### [Problem]
Go through the listing below and list every line with "caret".
*** Provided information Section Begins ***
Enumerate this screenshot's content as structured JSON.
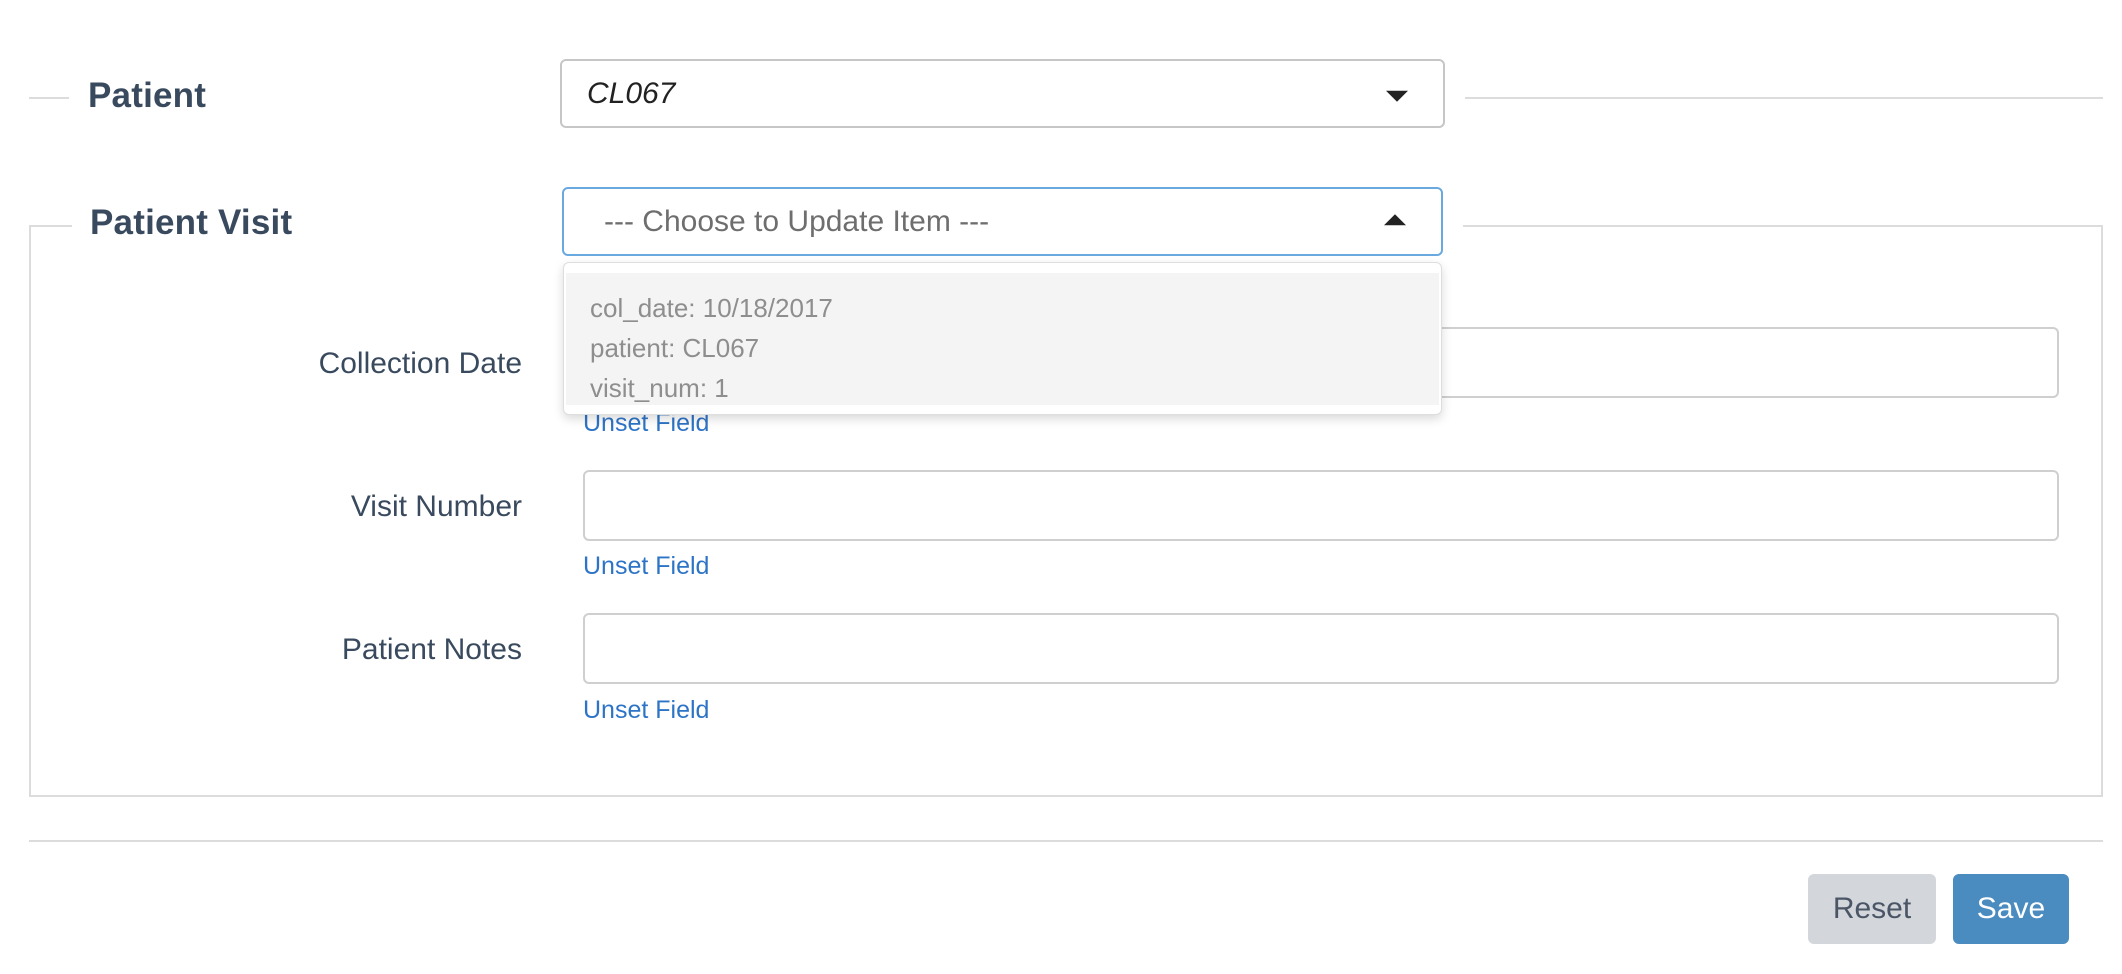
{
  "patient_section": {
    "title": "Patient",
    "select_value": "CL067"
  },
  "visit_section": {
    "title": "Patient Visit",
    "select_placeholder": "--- Choose to Update Item ---",
    "dropdown_option": {
      "lines": [
        "col_date: 10/18/2017",
        "patient: CL067",
        "visit_num: 1"
      ]
    },
    "fields": [
      {
        "label": "Collection Date",
        "value": "",
        "unset_label": "Unset Field"
      },
      {
        "label": "Visit Number",
        "value": "",
        "unset_label": "Unset Field"
      },
      {
        "label": "Patient Notes",
        "value": "",
        "unset_label": "Unset Field"
      }
    ]
  },
  "actions": {
    "reset_label": "Reset",
    "save_label": "Save"
  },
  "colors": {
    "save_button": "#4a8bc0",
    "reset_button": "#d3d6db",
    "link": "#2e74c6",
    "focus_border": "#6aa9e0"
  },
  "icons": {
    "patient_select": "caret-down-icon",
    "visit_select": "caret-up-icon"
  }
}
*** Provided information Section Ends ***
### [Task response]
    "patient_select": "caret-down-icon",
    "visit_select": "caret-up-icon"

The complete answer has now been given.